┌─ Data
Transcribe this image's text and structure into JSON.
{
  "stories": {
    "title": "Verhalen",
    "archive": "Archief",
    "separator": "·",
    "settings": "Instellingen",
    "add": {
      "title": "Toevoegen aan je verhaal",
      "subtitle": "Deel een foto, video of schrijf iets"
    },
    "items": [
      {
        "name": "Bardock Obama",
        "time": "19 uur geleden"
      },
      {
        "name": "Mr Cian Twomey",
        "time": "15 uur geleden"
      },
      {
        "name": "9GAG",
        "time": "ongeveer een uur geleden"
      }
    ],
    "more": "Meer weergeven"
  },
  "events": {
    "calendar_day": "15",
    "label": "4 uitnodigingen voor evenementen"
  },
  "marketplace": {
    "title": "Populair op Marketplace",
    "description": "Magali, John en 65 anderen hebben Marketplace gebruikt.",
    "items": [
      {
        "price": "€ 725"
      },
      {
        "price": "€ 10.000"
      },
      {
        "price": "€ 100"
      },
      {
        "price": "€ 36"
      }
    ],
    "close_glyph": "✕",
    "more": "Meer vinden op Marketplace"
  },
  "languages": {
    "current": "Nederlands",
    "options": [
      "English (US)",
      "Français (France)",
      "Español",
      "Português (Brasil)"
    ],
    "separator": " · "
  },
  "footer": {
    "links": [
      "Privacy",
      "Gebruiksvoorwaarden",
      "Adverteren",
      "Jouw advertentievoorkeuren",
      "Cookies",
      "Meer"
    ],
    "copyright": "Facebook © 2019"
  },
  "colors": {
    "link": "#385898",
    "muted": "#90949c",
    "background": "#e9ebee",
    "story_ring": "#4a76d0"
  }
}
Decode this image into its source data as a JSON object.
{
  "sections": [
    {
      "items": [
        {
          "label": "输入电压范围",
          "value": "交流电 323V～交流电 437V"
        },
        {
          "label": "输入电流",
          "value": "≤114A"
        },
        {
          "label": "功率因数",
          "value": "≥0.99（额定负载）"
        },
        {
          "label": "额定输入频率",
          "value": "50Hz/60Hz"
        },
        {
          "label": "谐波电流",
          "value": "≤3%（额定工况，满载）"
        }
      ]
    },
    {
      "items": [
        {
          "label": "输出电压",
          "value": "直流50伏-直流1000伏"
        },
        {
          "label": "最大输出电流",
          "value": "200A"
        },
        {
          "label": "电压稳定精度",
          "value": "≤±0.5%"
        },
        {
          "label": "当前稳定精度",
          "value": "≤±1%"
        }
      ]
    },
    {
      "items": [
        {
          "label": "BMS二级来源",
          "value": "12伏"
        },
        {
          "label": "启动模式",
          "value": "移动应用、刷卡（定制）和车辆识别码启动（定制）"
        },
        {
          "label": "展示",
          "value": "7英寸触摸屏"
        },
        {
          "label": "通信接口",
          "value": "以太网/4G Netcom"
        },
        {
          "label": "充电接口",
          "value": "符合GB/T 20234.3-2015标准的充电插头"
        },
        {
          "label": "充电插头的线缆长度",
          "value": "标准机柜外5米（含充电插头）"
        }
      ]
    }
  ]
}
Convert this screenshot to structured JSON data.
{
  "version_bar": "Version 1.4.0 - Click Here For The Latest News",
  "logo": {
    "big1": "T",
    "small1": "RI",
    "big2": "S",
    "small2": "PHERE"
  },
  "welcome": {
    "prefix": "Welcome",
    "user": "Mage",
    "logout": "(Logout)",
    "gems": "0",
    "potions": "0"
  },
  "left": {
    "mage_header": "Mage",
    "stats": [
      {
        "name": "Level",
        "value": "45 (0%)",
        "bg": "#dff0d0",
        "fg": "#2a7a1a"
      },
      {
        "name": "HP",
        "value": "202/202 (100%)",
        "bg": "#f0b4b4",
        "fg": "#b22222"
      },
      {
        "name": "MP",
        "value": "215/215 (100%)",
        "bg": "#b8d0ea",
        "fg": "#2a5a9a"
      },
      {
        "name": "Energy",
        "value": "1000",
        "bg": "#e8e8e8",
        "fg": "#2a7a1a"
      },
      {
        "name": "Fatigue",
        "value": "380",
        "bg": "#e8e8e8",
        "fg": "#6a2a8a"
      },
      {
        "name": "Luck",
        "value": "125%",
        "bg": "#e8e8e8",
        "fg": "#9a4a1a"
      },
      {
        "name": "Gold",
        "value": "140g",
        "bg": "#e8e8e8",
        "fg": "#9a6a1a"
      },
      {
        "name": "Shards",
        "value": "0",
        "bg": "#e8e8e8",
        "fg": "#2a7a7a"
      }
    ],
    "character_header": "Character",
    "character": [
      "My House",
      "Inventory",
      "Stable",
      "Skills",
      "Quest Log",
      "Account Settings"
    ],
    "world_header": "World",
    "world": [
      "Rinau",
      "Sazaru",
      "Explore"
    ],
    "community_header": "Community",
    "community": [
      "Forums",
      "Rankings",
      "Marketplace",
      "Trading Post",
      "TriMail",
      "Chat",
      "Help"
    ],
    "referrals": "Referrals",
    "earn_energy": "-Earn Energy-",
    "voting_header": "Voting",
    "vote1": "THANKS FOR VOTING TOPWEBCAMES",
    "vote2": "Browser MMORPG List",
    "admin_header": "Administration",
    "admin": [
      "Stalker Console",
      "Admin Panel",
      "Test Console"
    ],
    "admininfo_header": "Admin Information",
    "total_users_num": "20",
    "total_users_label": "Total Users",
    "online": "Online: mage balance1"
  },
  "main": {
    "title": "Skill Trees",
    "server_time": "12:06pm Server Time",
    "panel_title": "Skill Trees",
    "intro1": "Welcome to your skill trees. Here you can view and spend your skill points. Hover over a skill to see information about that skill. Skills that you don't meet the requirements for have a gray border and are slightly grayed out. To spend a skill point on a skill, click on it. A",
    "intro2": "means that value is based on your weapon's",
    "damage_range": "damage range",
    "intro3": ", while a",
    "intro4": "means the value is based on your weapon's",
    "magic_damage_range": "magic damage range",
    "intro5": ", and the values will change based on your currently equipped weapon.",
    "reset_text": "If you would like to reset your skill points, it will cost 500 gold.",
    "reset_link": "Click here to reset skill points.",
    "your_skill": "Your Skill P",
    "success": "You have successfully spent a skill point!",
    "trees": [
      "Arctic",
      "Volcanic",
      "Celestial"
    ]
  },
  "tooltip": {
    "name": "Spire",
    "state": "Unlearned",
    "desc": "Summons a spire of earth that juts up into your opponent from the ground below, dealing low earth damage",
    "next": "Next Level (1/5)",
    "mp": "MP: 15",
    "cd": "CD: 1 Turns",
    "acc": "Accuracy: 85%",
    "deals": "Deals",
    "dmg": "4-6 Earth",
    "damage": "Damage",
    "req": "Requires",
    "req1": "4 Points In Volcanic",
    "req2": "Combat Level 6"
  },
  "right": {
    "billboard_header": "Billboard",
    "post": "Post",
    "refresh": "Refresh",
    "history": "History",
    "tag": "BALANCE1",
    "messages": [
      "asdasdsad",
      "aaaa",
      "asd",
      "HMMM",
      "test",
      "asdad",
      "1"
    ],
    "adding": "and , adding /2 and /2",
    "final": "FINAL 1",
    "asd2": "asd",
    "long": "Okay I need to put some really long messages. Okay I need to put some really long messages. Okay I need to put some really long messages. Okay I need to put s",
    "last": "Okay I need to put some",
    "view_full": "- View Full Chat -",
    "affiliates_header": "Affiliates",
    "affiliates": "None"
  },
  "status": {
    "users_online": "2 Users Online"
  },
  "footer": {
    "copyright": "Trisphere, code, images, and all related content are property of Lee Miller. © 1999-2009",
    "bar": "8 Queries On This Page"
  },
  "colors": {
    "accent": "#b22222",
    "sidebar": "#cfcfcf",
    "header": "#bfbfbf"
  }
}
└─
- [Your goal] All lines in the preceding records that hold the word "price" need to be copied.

- [Your response]
        "price": "€ 725"
        "price": "€ 10.000"
        "price": "€ 100"
        "price": "€ 36"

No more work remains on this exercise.